Source information:
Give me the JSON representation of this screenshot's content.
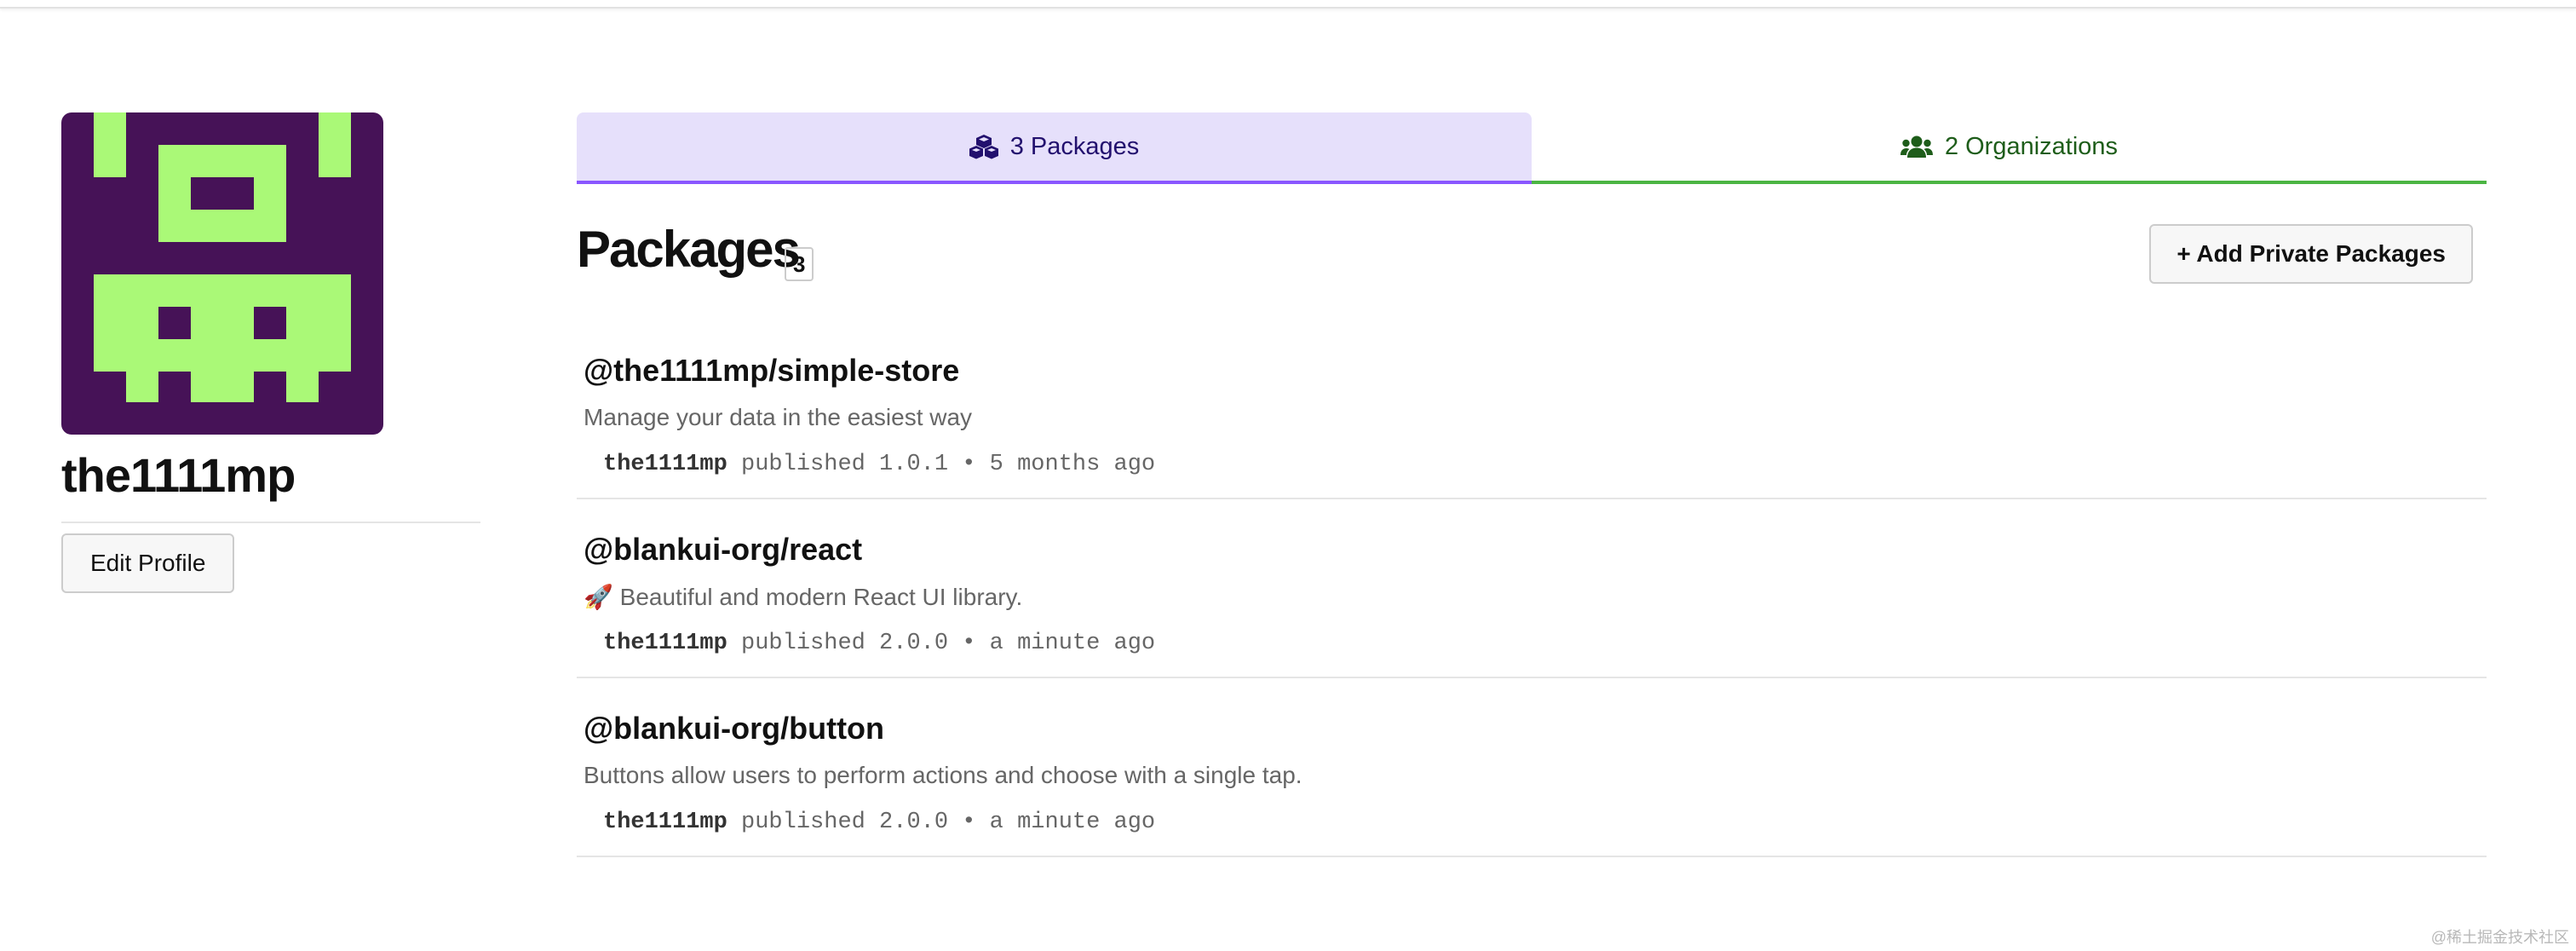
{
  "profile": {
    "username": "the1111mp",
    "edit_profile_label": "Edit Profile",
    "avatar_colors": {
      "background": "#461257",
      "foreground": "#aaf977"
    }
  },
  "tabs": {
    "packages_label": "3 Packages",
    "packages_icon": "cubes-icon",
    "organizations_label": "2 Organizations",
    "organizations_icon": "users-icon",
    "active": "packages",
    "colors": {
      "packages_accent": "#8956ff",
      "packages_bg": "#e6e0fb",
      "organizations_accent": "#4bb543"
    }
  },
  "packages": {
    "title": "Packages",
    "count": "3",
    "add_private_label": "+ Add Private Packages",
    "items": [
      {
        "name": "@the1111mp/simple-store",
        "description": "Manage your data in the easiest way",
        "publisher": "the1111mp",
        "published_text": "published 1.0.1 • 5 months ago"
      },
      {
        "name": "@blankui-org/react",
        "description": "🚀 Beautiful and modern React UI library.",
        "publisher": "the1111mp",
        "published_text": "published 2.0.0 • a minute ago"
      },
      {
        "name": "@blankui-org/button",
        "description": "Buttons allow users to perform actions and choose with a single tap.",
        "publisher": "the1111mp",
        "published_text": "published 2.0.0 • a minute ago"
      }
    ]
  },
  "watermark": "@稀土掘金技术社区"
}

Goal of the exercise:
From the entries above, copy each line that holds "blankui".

Solution to this task:
        "name": "@blankui-org/react",
        "name": "@blankui-org/button",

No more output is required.